In 2001, the incoming Bush administration accused its predecessors of "kicking the can down the road," of fecklessly deferring difficult international problems. With North Korea, the Bush administration leaves town in the indelicate position of having committed the very offenses it pilloried the Clintonistas for--and big time.
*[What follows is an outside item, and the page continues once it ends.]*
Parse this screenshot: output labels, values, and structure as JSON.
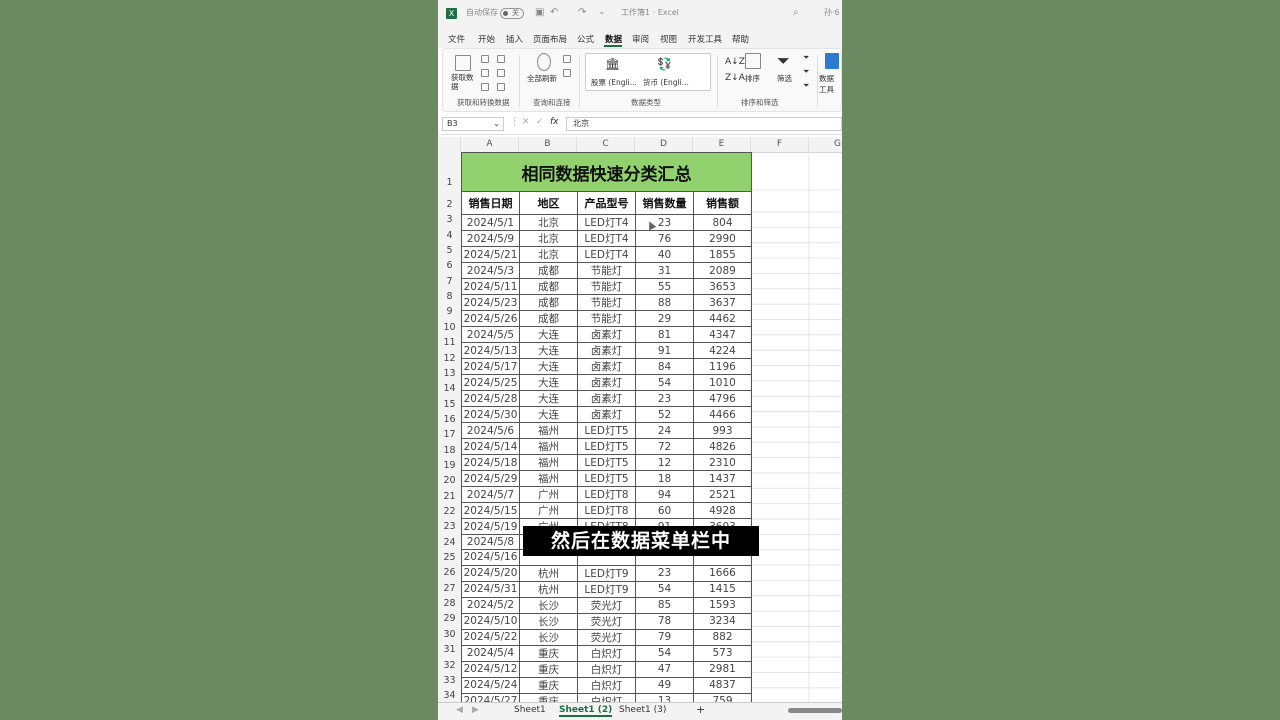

America's strategic position with respect to North Korea is worse today than when Bush first took office. The Obama team inherits a much more serious North Korean nuclear threat than the one Bush faced in early 2001. Moreover, all of the perverse diplomatic incentives for Pyongyang that Bush aides criticized in the Clinton North Korea policy--bribes for showing up at meetings, no-penalty responses to provocations and violations, and the like--ended up becoming "business as usual" in the Bush era. It will be that much more difficult now for the Obama administration to confront, and unteach, such routine bad behavior by North Korea. To make matters worse, the North Koreans are well aware that they have just faced down the most implacably hostile American president to confront them since Harry S. Truman--and have not only bested him diplomatically, but have practically made him eat his own Bush Doctrine in front of the world. Thanks to the experiences of the past eight years, North Korean leadership will be much more confident and quite possibly bolder in its opening moves against the new and perforce untested Obama administration.
Yet when all is said and done, the outlook for American policy toward a hostile, nuclear North Korea is by no means unremittingly bleak. Viewed plainly, Pyongyang has been dealt a miserable international hand, which it has played exceedingly well. America, conversely, has been dealt a potentially winning hand in this contest. It is just that we have played the hand extraordinarily poorly.
Playing our hand better is both the challenge and the promise for America's North Korea policy in the years ahead. The Obama administration can capitalize upon the tremendous opportunities inherent in this situation, promoting American interests and international humanitarian objectives at one and the same time. Seizing these opportunities, however, will require the Obama team to discard the myths of the Clinton era, and to recognize the failures of the Bush era for what they really were.
Nicholas Eberstadt, who holds the Henry Wendt chair in political economy at the American Enterprise Institute, is author